_Exercise objective_:
Collect all lines containing the word "between" from the data.

** Opening Data block **

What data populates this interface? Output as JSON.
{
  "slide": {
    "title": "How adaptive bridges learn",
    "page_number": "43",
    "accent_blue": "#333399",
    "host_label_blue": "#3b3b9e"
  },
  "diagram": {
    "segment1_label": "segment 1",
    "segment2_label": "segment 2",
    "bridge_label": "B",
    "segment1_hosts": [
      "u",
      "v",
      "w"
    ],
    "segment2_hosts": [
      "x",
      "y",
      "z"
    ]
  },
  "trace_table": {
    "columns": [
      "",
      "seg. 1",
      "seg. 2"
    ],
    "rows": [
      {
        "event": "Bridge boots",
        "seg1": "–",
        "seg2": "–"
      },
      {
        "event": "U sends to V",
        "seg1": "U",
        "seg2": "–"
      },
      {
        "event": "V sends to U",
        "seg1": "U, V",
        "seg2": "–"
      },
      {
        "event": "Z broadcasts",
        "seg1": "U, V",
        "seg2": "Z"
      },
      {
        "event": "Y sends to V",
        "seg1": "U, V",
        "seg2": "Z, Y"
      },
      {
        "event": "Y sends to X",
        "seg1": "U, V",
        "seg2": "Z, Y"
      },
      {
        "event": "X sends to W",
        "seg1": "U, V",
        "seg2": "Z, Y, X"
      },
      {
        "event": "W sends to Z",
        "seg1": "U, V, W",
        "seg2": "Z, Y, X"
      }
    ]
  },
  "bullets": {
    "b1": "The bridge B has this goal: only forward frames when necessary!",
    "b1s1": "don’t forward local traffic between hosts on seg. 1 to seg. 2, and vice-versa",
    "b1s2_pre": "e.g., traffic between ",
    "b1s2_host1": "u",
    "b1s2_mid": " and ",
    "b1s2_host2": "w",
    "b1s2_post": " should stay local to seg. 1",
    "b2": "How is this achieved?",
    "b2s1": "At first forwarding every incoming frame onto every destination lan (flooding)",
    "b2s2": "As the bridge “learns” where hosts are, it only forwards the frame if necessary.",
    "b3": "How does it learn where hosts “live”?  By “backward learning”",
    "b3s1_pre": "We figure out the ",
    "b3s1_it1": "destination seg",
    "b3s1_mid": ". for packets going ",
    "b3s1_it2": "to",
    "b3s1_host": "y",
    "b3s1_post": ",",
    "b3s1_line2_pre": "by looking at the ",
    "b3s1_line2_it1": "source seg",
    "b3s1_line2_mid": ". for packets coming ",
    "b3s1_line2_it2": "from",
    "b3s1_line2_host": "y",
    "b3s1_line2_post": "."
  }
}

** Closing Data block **

_Answer to this problem_:
    "b1s1": "don’t forward local traffic between hosts on seg. 1 to seg. 2, and vice-versa",
    "b1s2_pre": "e.g., traffic between ",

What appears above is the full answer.